- Use “high priority” sparingly. We’ve all come across people who like to use a “high priority” flag (the red exclamation point) on every single one of their e-mails. After a while, you become conditioned to ignore that “high priority” flag because every e-mail they send cannot possibly be a high priority! Using this flag only when your message concerns something of pressing importance ensures that your e-mail will be given the attention it deserves. Of course, if something is truly urgent or critical, maybe you should use the phone instead.
- Cover one topic at a time. It’s best that each e-mail discuss one subject at a time. If, for example, you’re sending someone comments on a document for a case but you also want to set up a meeting regarding a different matter, send two separate e-mails to keep things straight. The second subject might get overlooked if it’s included in one long e-mail—not to mention that it will be totally missed if it gets buried at the end of a subsequent trail of exchanges concerning the first topic.

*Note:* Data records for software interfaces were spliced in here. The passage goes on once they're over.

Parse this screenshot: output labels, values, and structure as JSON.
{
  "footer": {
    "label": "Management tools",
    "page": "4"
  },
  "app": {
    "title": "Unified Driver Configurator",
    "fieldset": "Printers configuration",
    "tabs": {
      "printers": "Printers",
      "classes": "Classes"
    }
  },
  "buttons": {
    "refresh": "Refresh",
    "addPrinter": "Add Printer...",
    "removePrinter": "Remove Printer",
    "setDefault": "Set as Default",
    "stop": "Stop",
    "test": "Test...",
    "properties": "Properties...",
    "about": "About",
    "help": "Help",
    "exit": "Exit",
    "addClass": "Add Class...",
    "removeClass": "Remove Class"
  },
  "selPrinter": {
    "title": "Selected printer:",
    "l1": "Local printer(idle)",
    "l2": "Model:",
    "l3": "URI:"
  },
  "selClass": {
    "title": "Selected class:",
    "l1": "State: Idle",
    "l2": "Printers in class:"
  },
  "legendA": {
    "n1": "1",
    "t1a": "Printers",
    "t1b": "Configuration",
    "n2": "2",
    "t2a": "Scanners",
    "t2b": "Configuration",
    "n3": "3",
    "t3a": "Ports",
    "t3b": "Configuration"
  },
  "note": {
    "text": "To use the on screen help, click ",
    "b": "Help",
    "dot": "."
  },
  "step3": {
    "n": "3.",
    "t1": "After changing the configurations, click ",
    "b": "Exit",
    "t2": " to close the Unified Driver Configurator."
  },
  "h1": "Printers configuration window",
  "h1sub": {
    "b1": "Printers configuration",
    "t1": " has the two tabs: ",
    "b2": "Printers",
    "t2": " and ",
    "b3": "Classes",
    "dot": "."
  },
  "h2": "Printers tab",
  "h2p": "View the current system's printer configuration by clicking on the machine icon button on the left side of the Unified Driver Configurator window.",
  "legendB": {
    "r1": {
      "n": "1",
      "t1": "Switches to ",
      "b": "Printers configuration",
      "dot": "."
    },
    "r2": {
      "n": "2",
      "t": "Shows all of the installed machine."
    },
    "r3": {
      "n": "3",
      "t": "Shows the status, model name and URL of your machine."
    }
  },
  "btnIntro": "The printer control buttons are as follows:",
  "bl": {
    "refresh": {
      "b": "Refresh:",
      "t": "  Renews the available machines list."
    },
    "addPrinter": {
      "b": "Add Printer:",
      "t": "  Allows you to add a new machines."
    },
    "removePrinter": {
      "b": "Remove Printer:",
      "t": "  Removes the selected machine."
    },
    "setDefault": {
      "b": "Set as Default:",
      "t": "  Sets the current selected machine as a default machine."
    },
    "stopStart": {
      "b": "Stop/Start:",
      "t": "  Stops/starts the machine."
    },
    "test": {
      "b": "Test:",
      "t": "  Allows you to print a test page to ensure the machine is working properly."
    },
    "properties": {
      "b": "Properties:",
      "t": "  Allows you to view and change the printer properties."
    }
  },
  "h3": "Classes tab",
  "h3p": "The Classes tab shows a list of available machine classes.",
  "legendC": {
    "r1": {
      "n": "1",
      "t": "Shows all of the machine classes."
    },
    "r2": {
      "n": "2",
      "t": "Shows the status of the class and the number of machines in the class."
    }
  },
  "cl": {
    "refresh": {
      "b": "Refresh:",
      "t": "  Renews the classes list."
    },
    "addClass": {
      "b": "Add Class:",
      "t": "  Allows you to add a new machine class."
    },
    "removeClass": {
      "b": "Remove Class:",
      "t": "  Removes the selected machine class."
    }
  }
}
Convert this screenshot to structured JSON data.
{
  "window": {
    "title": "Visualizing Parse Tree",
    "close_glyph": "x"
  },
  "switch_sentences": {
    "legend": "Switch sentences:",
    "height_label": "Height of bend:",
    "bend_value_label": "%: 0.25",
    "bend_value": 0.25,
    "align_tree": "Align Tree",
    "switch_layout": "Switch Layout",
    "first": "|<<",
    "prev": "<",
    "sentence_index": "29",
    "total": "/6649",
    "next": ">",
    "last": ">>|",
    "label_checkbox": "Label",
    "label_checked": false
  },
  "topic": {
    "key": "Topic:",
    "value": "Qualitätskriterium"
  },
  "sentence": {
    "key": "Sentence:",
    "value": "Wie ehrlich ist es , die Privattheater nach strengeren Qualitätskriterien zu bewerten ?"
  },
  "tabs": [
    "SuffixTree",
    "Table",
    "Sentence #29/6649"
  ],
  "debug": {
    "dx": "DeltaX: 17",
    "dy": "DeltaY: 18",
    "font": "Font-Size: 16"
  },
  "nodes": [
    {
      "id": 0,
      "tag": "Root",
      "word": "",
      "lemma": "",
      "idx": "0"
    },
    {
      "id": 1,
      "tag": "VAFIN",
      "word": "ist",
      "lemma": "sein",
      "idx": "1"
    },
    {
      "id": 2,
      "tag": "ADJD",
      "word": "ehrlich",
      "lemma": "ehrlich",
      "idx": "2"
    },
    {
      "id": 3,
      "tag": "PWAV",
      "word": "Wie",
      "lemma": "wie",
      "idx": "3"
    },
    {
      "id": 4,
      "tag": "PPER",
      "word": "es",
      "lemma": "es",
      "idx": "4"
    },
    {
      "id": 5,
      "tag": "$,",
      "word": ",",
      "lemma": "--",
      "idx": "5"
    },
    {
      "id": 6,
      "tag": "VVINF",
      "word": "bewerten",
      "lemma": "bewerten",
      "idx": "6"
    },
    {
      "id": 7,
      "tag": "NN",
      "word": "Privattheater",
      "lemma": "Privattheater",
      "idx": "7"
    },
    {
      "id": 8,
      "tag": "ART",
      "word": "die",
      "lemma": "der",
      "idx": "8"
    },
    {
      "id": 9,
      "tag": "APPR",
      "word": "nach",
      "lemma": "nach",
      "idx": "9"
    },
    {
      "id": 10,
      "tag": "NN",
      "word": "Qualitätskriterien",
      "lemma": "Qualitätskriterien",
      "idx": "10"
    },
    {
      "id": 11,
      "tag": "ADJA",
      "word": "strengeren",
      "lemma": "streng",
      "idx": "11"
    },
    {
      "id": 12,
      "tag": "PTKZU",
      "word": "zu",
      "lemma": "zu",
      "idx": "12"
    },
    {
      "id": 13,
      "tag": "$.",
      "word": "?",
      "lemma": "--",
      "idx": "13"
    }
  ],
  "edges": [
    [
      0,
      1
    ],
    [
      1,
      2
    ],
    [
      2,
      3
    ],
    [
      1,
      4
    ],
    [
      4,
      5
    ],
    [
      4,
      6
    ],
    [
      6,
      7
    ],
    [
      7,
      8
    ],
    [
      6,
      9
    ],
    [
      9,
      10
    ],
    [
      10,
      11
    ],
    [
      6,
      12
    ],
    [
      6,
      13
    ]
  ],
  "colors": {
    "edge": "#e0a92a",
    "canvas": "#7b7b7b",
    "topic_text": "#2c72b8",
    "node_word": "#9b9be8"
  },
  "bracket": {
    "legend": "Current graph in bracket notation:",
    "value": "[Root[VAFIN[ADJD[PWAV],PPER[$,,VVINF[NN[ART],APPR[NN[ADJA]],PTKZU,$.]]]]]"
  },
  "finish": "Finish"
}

- Convey appreciation for the work. When using e-mail to give constructive criticism, you need to apply the same rules that are used for in-person feedback. Start with the positive. It could be as simple as, “I appreciate your work on this matter, and the sources you cited are particularly helpful. As to the motion itself, some revisions are needed to clarify our argument.” Busy as you are, you may be thinking, “Do I really have to take the time to write something nice when I just want the document revised?” The answer is yes.
As a manager, you always want to find ways to motivate your people and reinforce positive behaviors and skills while giving constructive feedback, so they continue to learn and develop. This was a big issue for Joe, whose redlined documents came with very little feedback, no explanation for changes he made, and no comments on what the individual did well. As a result, his e-mails demotivated his team members.
- Clearly describe any assignments in your e-mails. Make sure you include necessary background information, expectations for the finished product, deadlines and helpful resources. Reread your e-mail from the point of view of the person receiving it. Is it clear what you want and when you want it? Are you making any assumptions about the individual’s ability to decipher your instructions simply because you know all the background information? Do you provide any examples, templates or resources that will make the person more efficient in the assignment? And if your e-mail requires a response, are you specific about the kind of response needed?
- Use formatting to clarify further. Look at the way you’ve formatted the body of your e-mail. Is it one long paragraph or is it broken up so that it’s easy to read? For example, putting “Background” at the beginning of one paragraph, “Assignment” at the beginning of another, and “Deadline” at the front of another is an easy-to-read format that immediately tells the recipient which paragraph contains which details. If a project has multiple steps, placing numbers before each step is effective, too. A block of text is very difficult to read and makes it easy to miss something important.
Moving to a Smoother Communication Style
I’m happy to report that Joe’s management by e-mail is going much smoother these days. Notably, as he began to make needed changes in his approach, he asked his staff for feedback to ensure more effective e-mails, too. In addition, he decided to step out of his office more often to deliver assignments and feedback in person. While he may not win a “Boss of the Year” award anytime soon, he is making great strides in his management style and has learned the importance of viewing his e-mails as a key element in his supervising strategy.